Beyond his brief cameo as a nerdy newlywed, David Heavener also contributes as the film’s director and writer. This is his sixth film, and I would shudder at any insinuation that this is his best effort. The post-apocalyptic costumes are lame even by b-movie standards, the villains are undercooked, the plot is meandering and silly, and the fights lack any sense of drama or danger for the most part. Some of the stunt set pieces, both large and small, are fairly competent though. Take a look through the credits and you’ll see the name of Parole Violators star, Sean Donahue, who served as the film’s stunt coordinator. He dons silly wigs, falls down flights of stairs, and does all of the little things that great stunt work ethic encompasses. I wouldn’t go so far as to call him the MVP of the film, but you could argue that he served the cinematic equivalent of James Posey on the 2008 Boston Celtics: a valuable role player without whom a championship would not be possible. In this case, that championship is The Best 1995 Film Bearing the Name “Dragon Fury.” (This film went undefeated).

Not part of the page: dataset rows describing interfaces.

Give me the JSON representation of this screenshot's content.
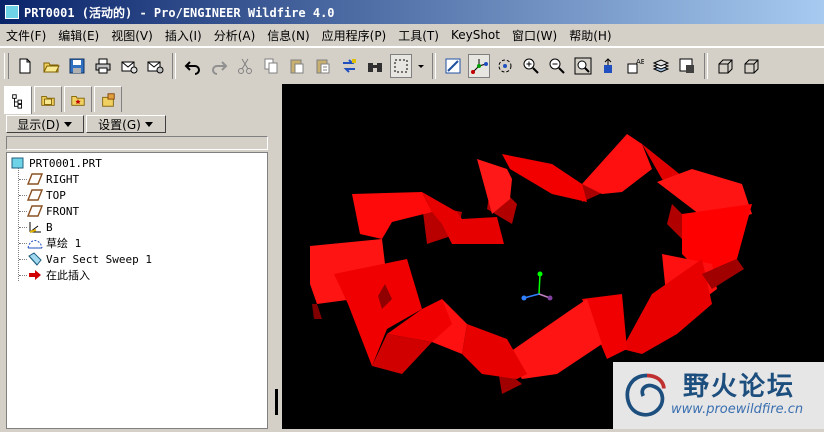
{
  "window": {
    "title": "PRT0001 (活动的) - Pro/ENGINEER Wildfire 4.0"
  },
  "menu": [
    "文件(F)",
    "编辑(E)",
    "视图(V)",
    "插入(I)",
    "分析(A)",
    "信息(N)",
    "应用程序(P)",
    "工具(T)",
    "KeyShot",
    "窗口(W)",
    "帮助(H)"
  ],
  "toolbar": {
    "icons": [
      "new-file-icon",
      "open-folder-icon",
      "save-icon",
      "print-icon",
      "send-mail-icon",
      "mail-attach-icon",
      "undo-icon",
      "redo-icon",
      "cut-icon",
      "copy-icon",
      "paste-icon",
      "paste-special-icon",
      "regenerate-icon",
      "find-icon",
      "select-box-icon",
      "repaint-icon",
      "spin-center-icon",
      "orient-icon",
      "zoom-in-icon",
      "zoom-out-icon",
      "refit-icon",
      "reorient-icon",
      "saved-views-icon",
      "layers-icon",
      "view-manager-icon",
      "shading-icon",
      "hidden-line-icon"
    ]
  },
  "left_panel": {
    "show_dropdown": "显示(D)",
    "settings_dropdown": "设置(G)",
    "tree": [
      {
        "label": "PRT0001.PRT",
        "icon": "part-icon"
      },
      {
        "label": "RIGHT",
        "icon": "datum-plane-icon"
      },
      {
        "label": "TOP",
        "icon": "datum-plane-icon"
      },
      {
        "label": "FRONT",
        "icon": "datum-plane-icon"
      },
      {
        "label": "B",
        "icon": "coord-system-icon"
      },
      {
        "label": "草绘 1",
        "icon": "sketch-icon"
      },
      {
        "label": "Var Sect Sweep 1",
        "icon": "sweep-icon"
      },
      {
        "label": "在此插入",
        "icon": "insert-here-arrow-icon"
      }
    ]
  },
  "watermark": {
    "logo_text": "野火论坛",
    "url": "www.proewildfire.cn"
  },
  "colors": {
    "model": "#ff0000",
    "viewport_bg": "#000000",
    "title_bar": "#0a246a"
  }
}
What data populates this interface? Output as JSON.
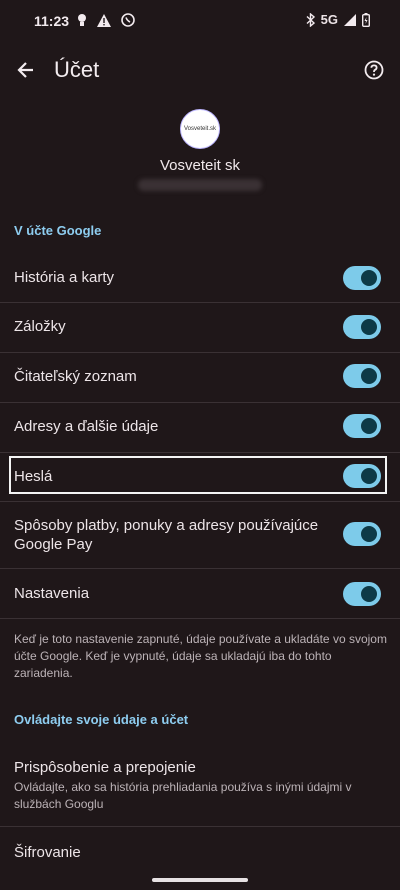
{
  "status": {
    "time": "11:23",
    "network": "5G"
  },
  "appbar": {
    "title": "Účet"
  },
  "account": {
    "avatar_text": "Vosveteit.sk",
    "name": "Vosveteit sk"
  },
  "sections": {
    "google": "V účte Google",
    "control": "Ovládajte svoje údaje a účet"
  },
  "toggles": [
    {
      "label": "História a karty",
      "on": true
    },
    {
      "label": "Záložky",
      "on": true
    },
    {
      "label": "Čitateľský zoznam",
      "on": true
    },
    {
      "label": "Adresy a ďalšie údaje",
      "on": true
    },
    {
      "label": "Heslá",
      "on": true
    },
    {
      "label": "Spôsoby platby, ponuky a adresy používajúce Google Pay",
      "on": true
    },
    {
      "label": "Nastavenia",
      "on": true
    }
  ],
  "footnote": "Keď je toto nastavenie zapnuté, údaje používate a ukladáte vo svojom účte Google. Keď je vypnuté, údaje sa ukladajú iba do tohto zariadenia.",
  "personalize": {
    "title": "Prispôsobenie a prepojenie",
    "desc": "Ovládajte, ako sa história prehliadania používa s inými údajmi v službách Googlu"
  },
  "encryption": {
    "title": "Šifrovanie"
  },
  "colors": {
    "accent": "#8ecdf0",
    "toggle_track": "#7dcbea",
    "toggle_thumb": "#0d3a47",
    "background": "#1f1719"
  }
}
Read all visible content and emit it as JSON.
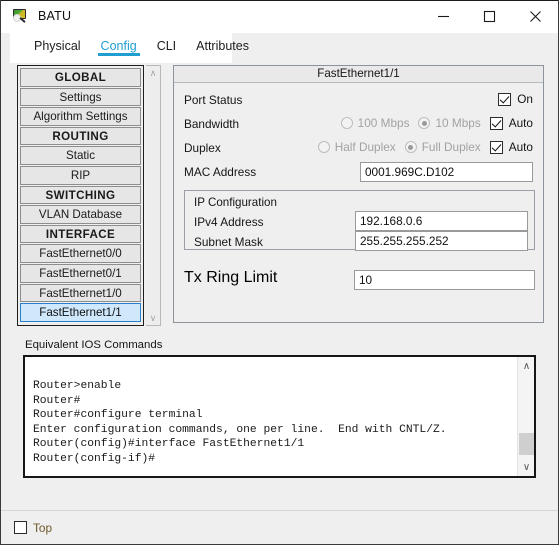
{
  "window": {
    "title": "BATU",
    "icon": "router-magnifier-icon",
    "controls": {
      "minimize": "minimize-icon",
      "maximize": "maximize-icon",
      "close": "close-icon"
    }
  },
  "tabs": [
    {
      "label": "Physical",
      "active": false
    },
    {
      "label": "Config",
      "active": true
    },
    {
      "label": "CLI",
      "active": false
    },
    {
      "label": "Attributes",
      "active": false
    }
  ],
  "sidebar": {
    "items": [
      {
        "label": "GLOBAL",
        "type": "header",
        "selected": false
      },
      {
        "label": "Settings",
        "type": "item",
        "selected": false
      },
      {
        "label": "Algorithm Settings",
        "type": "item",
        "selected": false
      },
      {
        "label": "ROUTING",
        "type": "header",
        "selected": false
      },
      {
        "label": "Static",
        "type": "item",
        "selected": false
      },
      {
        "label": "RIP",
        "type": "item",
        "selected": false
      },
      {
        "label": "SWITCHING",
        "type": "header",
        "selected": false
      },
      {
        "label": "VLAN Database",
        "type": "item",
        "selected": false
      },
      {
        "label": "INTERFACE",
        "type": "header",
        "selected": false
      },
      {
        "label": "FastEthernet0/0",
        "type": "item",
        "selected": false
      },
      {
        "label": "FastEthernet0/1",
        "type": "item",
        "selected": false
      },
      {
        "label": "FastEthernet1/0",
        "type": "item",
        "selected": false
      },
      {
        "label": "FastEthernet1/1",
        "type": "item",
        "selected": true
      }
    ],
    "scroll_up": "∧",
    "scroll_down": "∨"
  },
  "config": {
    "panel_title": "FastEthernet1/1",
    "port_status": {
      "label": "Port Status",
      "checkbox_label": "On",
      "checked": true
    },
    "bandwidth": {
      "label": "Bandwidth",
      "option_100": "100 Mbps",
      "option_10": "10 Mbps",
      "selected": "10 Mbps",
      "auto_label": "Auto",
      "auto_checked": true
    },
    "duplex": {
      "label": "Duplex",
      "option_half": "Half Duplex",
      "option_full": "Full Duplex",
      "selected": "Full Duplex",
      "auto_label": "Auto",
      "auto_checked": true
    },
    "mac_address": {
      "label": "MAC Address",
      "value": "0001.969C.D102"
    },
    "ip_configuration": {
      "group_label": "IP Configuration",
      "ipv4_label": "IPv4 Address",
      "ipv4_value": "192.168.0.6",
      "subnet_label": "Subnet Mask",
      "subnet_value": "255.255.255.252"
    },
    "tx_ring_limit": {
      "label": "Tx Ring Limit",
      "value": "10"
    }
  },
  "ios": {
    "label": "Equivalent IOS Commands",
    "text": "Router>enable\nRouter#\nRouter#configure terminal\nEnter configuration commands, one per line.  End with CNTL/Z.\nRouter(config)#interface FastEthernet1/1\nRouter(config-if)#",
    "scroll_up": "∧",
    "scroll_down": "∨"
  },
  "footer": {
    "top_label": "Top",
    "top_checked": false
  },
  "colors": {
    "accent": "#1f9ed2",
    "selection_bg": "#cfe8fb",
    "selection_border": "#2a7fc9",
    "panel_bg": "#efefef"
  }
}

Frankly, I was a little surprised to find that T.J. Storm had made so few appearances in films we’ve reviewed thus far. It *seems* like the dude is in everything. That said, the man best remembered around these parts for getting tricked into painting a garage and getting punched by Bolo Yeung during a solo dance sequence, is featured here as the main heavy, Fullock. Heavener seemed to have a clear idea that he wanted the character to be an Arnie-aping, man-of-few-lines, T-800-esque automaton. Storm is a little goofy at times, but I can’t blame him for the lack of engaging characterization. He’s hulking, throws some intense glares, and carries himself well during fight scenes. Seriously big hair, too.

Even if a film’s plot is silly and the sole ownership of acting chops resides with Richard Lynch and his ~72 hours on the set, not all is lost. Great or even good film fights can go a long way in raising the quality of the overall product. Lack of urgency notwithstanding, the fights here were okay, though it’s certainly a case where the energy level outstripped the choreography. The sword fights were bloodless duds, but Storm in particular looks good during his hand-to-hand fight scenes, and he and Chapin have a nice chemistry together. The fight settings are not particularly varied, though. Underpasses, L.A. concrete, parking garages, and warehouses are (once again) the most dangerous places around if you’re trying to avoid a martial arts fight.

The vast majority of b-level martial arts films have steered clear of time travel, with good reason. It can be a heady scientific story element probably best left to polished science-fiction genre filmmakers like Robert Zemeckis and Shane Carruth. However, I’m glad that Heavener decided that the ethics and philosophy of time travel could be conveniently discarded as long as you had plenty of tubing and strobe lights at your disposal. Fleeting moments of enjoyable absurdity or lively fights, but mostly forgettable.

For hard copies on Ebay or Amazon, VHS is your only format option. The film is also freely available through Troma’s channel on YouTube.

3 / 7 


  1. Good review! Always wanted to see this for the Chapin, Lynch and Heavener factor. It's unfortunate that this is forgettable. Hard to beat Chapin's Ring Of Steel!

    1. I actually haven't seen Ring of Steel yet. Glad to hear it's a step above this one because this was a tough watch.


Related Posts Plugin for WordPress, Blogger...